Our understanding of the complex relationship between menopausal hormone therapy (MHT) and cardiovascular disease (CVD) risk has been informed by detailed analyses in the Women’s Health Initiative (WHI), the largest randomized, placebo-controlled trial evaluating MHT in postmenopausal women. Although the WHI demonstrated increased risk of CVD events with MHT in the overall cohort, subsequent secondary analyses demonstrated that these risks were influenced by the woman’s age and time since menopause, with lower absolute risks and hazard ratios for younger than older women. As MHT is the most effective treatment for the vasomotor symptoms of menopause, it is important to understand its risks and how to conduct risk stratification for symptomatic women. In addition to reviewing the WHI findings, studies pre- and post-WHI are reviewed to describe the relationship between MHT and CVD risk in menopausal women. The absolute risks of adverse cardiovascular events for MHT initiated in women close to menopause are low, and all-cause mortality effects are neutral or even favorable for younger menopausal women. The WHI has advanced and refined our understanding of the relationship between MHT and CVD risk. Although MHT should not be used for CVD prevention, absolute risks of CVD are low when MHT is started close to menopause in healthy women and hazard ratios tend to be lower for younger than older women. For women in early menopause and without contraindications to treatment, the benefits of MHT are likely to outweigh the risks when used for menopausal symptom management.

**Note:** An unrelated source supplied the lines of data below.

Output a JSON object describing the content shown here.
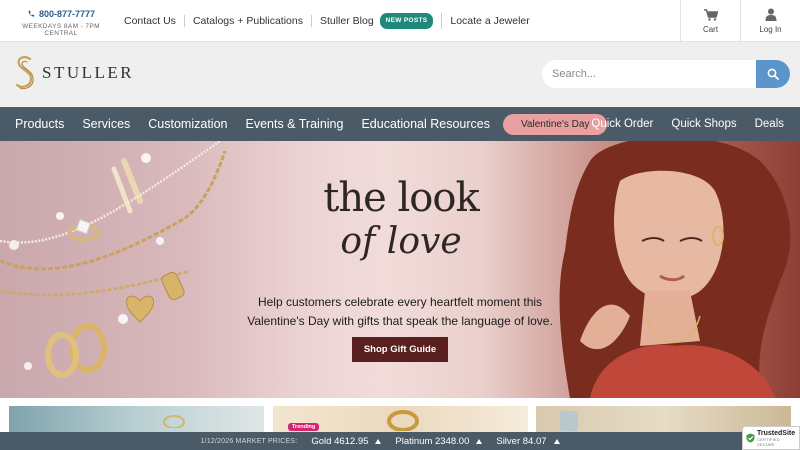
{
  "utility": {
    "phone": "800-877-7777",
    "hours": "WEEKDAYS 8AM - 7PM CENTRAL",
    "links": [
      {
        "label": "Contact Us"
      },
      {
        "label": "Catalogs + Publications"
      },
      {
        "label": "Stuller Blog",
        "badge": "NEW POSTS"
      },
      {
        "label": "Locate a Jeweler"
      }
    ],
    "cart_label": "Cart",
    "login_label": "Log In"
  },
  "brand": {
    "name": "STULLER",
    "logo_color": "#c9a15a"
  },
  "search": {
    "placeholder": "Search..."
  },
  "nav": {
    "items": [
      "Products",
      "Services",
      "Customization",
      "Events & Training",
      "Educational Resources"
    ],
    "highlight": "Valentine's Day",
    "right_items": [
      "Quick Order",
      "Quick Shops",
      "Deals"
    ]
  },
  "hero": {
    "headline_1": "the look",
    "headline_2": "of love",
    "subtext": "Help customers celebrate every heartfelt moment this Valentine's Day with gifts that speak the language of love.",
    "cta": "Shop Gift Guide"
  },
  "tiles": {
    "trending_badge": "Trending"
  },
  "market": {
    "date_label": "1/12/2026 MARKET PRICES:",
    "gold": "Gold 4612.95",
    "platinum": "Platinum 2348.00",
    "silver": "Silver 84.07"
  },
  "trust": {
    "title": "TrustedSite",
    "subtitle": "CERTIFIED SECURE"
  },
  "colors": {
    "nav_bg": "#4a5a66",
    "accent_blue": "#5b95c9",
    "cta_bg": "#5a1f1f",
    "valentine_pill": "#e8a0a0",
    "new_badge": "#1f8a7a"
  }
}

Concepts: Menstrual cycle, Oophorectomy, Hormone, Endocrinology, Osteoporosis, Estrogen, Hormone replacement therapy, Menopause


Evidence supports a protective effect of menopausal hormone therapy (HT) on bone. However, whether genetic susceptibility modifies the association of HT and fracture risk is not sufficiently explored.

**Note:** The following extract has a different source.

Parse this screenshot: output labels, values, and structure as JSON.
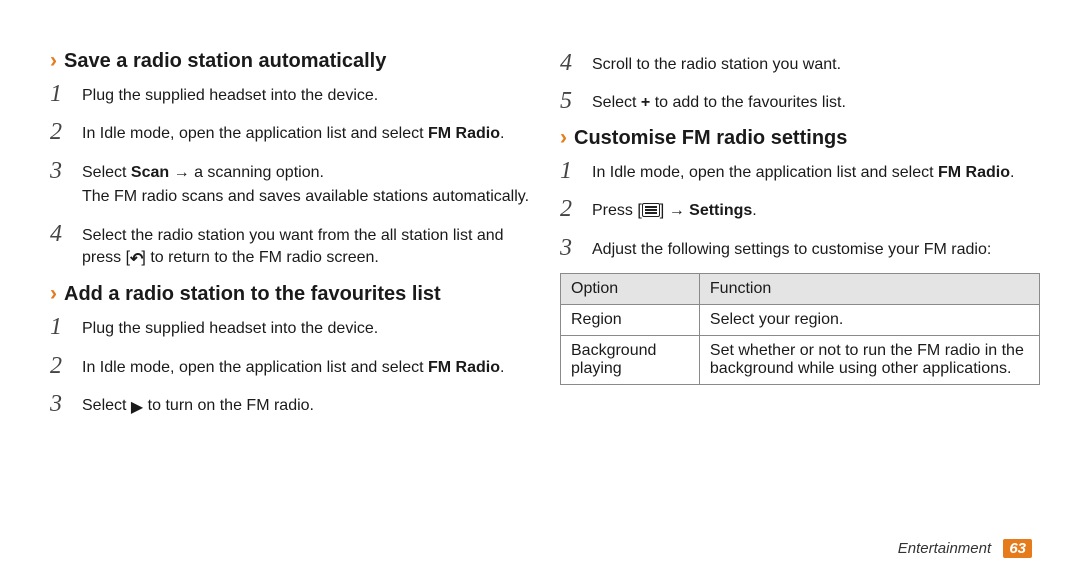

Concepts: Follicle-stimulating hormone, Endocrinology, Oophorectomy, Hormone, Estrogen, Hormone replacement therapy, Menopause, Osteoporosis


Life expectancy statistics predict that in a couple of decades women will enjoy a mean life of 90 years. Assuming a median age for the onset of menopause of 51, women will spend about 40 years in menopause. Harvesting and freezing ovarian cortical tissue at a younger age to permit future transplantation for postponing menopause and its sequelae could become a possible option. However, both medical and ethical issues need to be addressed before this can be offered as a treatment for menopause.

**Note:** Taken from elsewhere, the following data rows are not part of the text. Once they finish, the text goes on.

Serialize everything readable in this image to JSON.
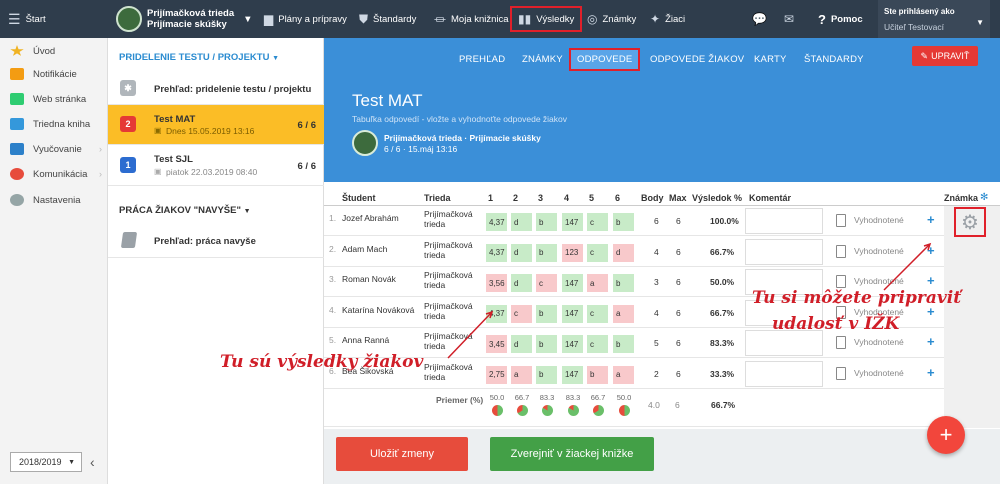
{
  "topbar": {
    "start": "Štart",
    "class_name": "Prijímačková trieda",
    "class_sub": "Prijímacie skúšky",
    "menu": [
      "Plány a prípravy",
      "Štandardy",
      "Moja knižnica",
      "Výsledky",
      "Známky",
      "Žiaci"
    ],
    "help": "Pomoc",
    "logged_label": "Ste prihlásený ako",
    "logged_user": "Učiteľ Testovací"
  },
  "sidebar": {
    "items": [
      {
        "label": "Úvod",
        "icon": "star-icon",
        "color": "#f0b323"
      },
      {
        "label": "Notifikácie",
        "icon": "mail-icon",
        "color": "#f39c12"
      },
      {
        "label": "Web stránka",
        "icon": "home-icon",
        "color": "#2ecc71"
      },
      {
        "label": "Triedna kniha",
        "icon": "book-icon",
        "color": "#3498db"
      },
      {
        "label": "Vyučovanie",
        "icon": "teach-icon",
        "color": "#2c80c9"
      },
      {
        "label": "Komunikácia",
        "icon": "chat-icon",
        "color": "#e74c3c"
      },
      {
        "label": "Nastavenia",
        "icon": "gear-icon",
        "color": "#95a5a6"
      }
    ],
    "year": "2018/2019"
  },
  "list": {
    "section1": "PRIDELENIE TESTU / PROJEKTU",
    "overview1": "Prehľad: pridelenie testu / projektu",
    "tests": [
      {
        "num": "2",
        "name": "Test MAT",
        "date": "Dnes 15.05.2019 13:16",
        "score": "6 / 6",
        "active": true
      },
      {
        "num": "1",
        "name": "Test SJL",
        "date": "piatok 22.03.2019 08:40",
        "score": "6 / 6",
        "active": false
      }
    ],
    "section2": "PRÁCA ŽIAKOV \"NAVYŠE\"",
    "overview2": "Prehľad: práca navyše"
  },
  "main": {
    "tabs": [
      "PREHĽAD",
      "ZNÁMKY",
      "ODPOVEDE",
      "ODPOVEDE ŽIAKOV",
      "KARTY",
      "ŠTANDARDY"
    ],
    "edit_btn": "UPRAVIŤ",
    "title": "Test MAT",
    "subtitle": "Tabuľka odpovedí - vložte a vyhodnoťte odpovede žiakov",
    "class_line": "Prijímačková trieda · Prijímacie skúšky",
    "class_date": "6 / 6 · 15.máj 13:16"
  },
  "table": {
    "headers": {
      "student": "Študent",
      "trieda": "Trieda",
      "q": [
        "1",
        "2",
        "3",
        "4",
        "5",
        "6"
      ],
      "body": "Body",
      "max": "Max",
      "result": "Výsledok %",
      "comment": "Komentár",
      "grade": "Známka"
    },
    "rows": [
      {
        "n": "1.",
        "name": "Jozef Abrahám",
        "trieda": "Prijímačková trieda",
        "ans": [
          [
            "4,37",
            "g"
          ],
          [
            "d",
            "g"
          ],
          [
            "b",
            "g"
          ],
          [
            "147",
            "g"
          ],
          [
            "c",
            "g"
          ],
          [
            "b",
            "g"
          ]
        ],
        "body": "6",
        "max": "6",
        "pct": "100.0%",
        "status": "Vyhodnotené"
      },
      {
        "n": "2.",
        "name": "Adam Mach",
        "trieda": "Prijímačková trieda",
        "ans": [
          [
            "4,37",
            "g"
          ],
          [
            "d",
            "g"
          ],
          [
            "b",
            "g"
          ],
          [
            "123",
            "r"
          ],
          [
            "c",
            "g"
          ],
          [
            "d",
            "r"
          ]
        ],
        "body": "4",
        "max": "6",
        "pct": "66.7%",
        "status": "Vyhodnotené"
      },
      {
        "n": "3.",
        "name": "Roman Novák",
        "trieda": "Prijímačková trieda",
        "ans": [
          [
            "3,56",
            "r"
          ],
          [
            "d",
            "g"
          ],
          [
            "c",
            "r"
          ],
          [
            "147",
            "g"
          ],
          [
            "a",
            "r"
          ],
          [
            "b",
            "g"
          ]
        ],
        "body": "3",
        "max": "6",
        "pct": "50.0%",
        "status": "Vyhodnotené"
      },
      {
        "n": "4.",
        "name": "Katarína Nováková",
        "trieda": "Prijímačková trieda",
        "ans": [
          [
            "4,37",
            "g"
          ],
          [
            "c",
            "r"
          ],
          [
            "b",
            "g"
          ],
          [
            "147",
            "g"
          ],
          [
            "c",
            "g"
          ],
          [
            "a",
            "r"
          ]
        ],
        "body": "4",
        "max": "6",
        "pct": "66.7%",
        "status": "Vyhodnotené"
      },
      {
        "n": "5.",
        "name": "Anna Ranná",
        "trieda": "Prijímačková trieda",
        "ans": [
          [
            "3,45",
            "r"
          ],
          [
            "d",
            "g"
          ],
          [
            "b",
            "g"
          ],
          [
            "147",
            "g"
          ],
          [
            "c",
            "g"
          ],
          [
            "b",
            "g"
          ]
        ],
        "body": "5",
        "max": "6",
        "pct": "83.3%",
        "status": "Vyhodnotené"
      },
      {
        "n": "6.",
        "name": "Bea Šikovská",
        "trieda": "Prijímačková trieda",
        "ans": [
          [
            "2,75",
            "r"
          ],
          [
            "a",
            "r"
          ],
          [
            "b",
            "g"
          ],
          [
            "147",
            "g"
          ],
          [
            "b",
            "r"
          ],
          [
            "a",
            "r"
          ]
        ],
        "body": "2",
        "max": "6",
        "pct": "33.3%",
        "status": "Vyhodnotené"
      }
    ],
    "avg_label": "Priemer (%)",
    "avg": [
      "50.0",
      "66.7",
      "83.3",
      "83.3",
      "66.7",
      "50.0"
    ],
    "avg_body": "4.0",
    "avg_max": "6",
    "avg_pct": "66.7%"
  },
  "buttons": {
    "save": "Uložiť zmeny",
    "publish": "Zverejniť v žiackej knižke",
    "fab": "+"
  },
  "annotations": {
    "left": "Tu sú výsledky žiakov",
    "right1": "Tu si môžete pripraviť",
    "right2": "udalosť v IŽK"
  }
}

Concepts: Population, Oophorectomy, Virtue, Mean, Menopause, Ovary, Estrogen, Life expectancy


OBJECTIVES: To compare the changes in risk factors for cardiovascular disease (CVD) leading up to and following hysterectomy with or without bilateral oophorectomy with the changes observed up to and following natural menopause. BACKGROUND: Evidence suggests that hysterectomy status with or without bilateral oophorectomy may increase risk for CVD but most studies retrospectively assess menopausal status. METHODS: Study of Women’s Health across the Nation enrolled 3,302 premenopausal women not using hormone therapy between the ages of 42-52 years of age and followed them annually for over 11 years for sociodemographic characteristics, menopausal status, surgeries, body mass index (BMI), medication use, lifestyle factors, lipids, blood pressure, insulin resistance, and hemostatic and inflammatory factors. By 2008, 1,769 women had reached natural menopause, 77 women had a hysterectomy with ovarian conservation, and 106 women had a hysterectomy with bilateral oophorectomy. Piece-wise hierarchical growth models compared these groups on annual changes in CVD risk factors prior to and following final menstrual period (FMP) or surgery. RESULTS: Multivariable analyses showed that annual changes in CVD risk factors did not vary by group with few exceptions, and the significant group differences that did emerge were not in the anticipated direction. CONCLUSIONS: Hysterectomy with or without ovarian conservation is not a key determinant of CVD risk factor status either before or after elective surgery in mid-life. These results should provide reassurance to women and their clinicians that hysterectomy in mid-life is unlikely to accelerate women’s CVD risk.

Concepts: Body mass index, Menstruation, Hormone replacement therapy, Oophorectomy, Estrogen, Hysterectomy, Menstrual cycle, Menopause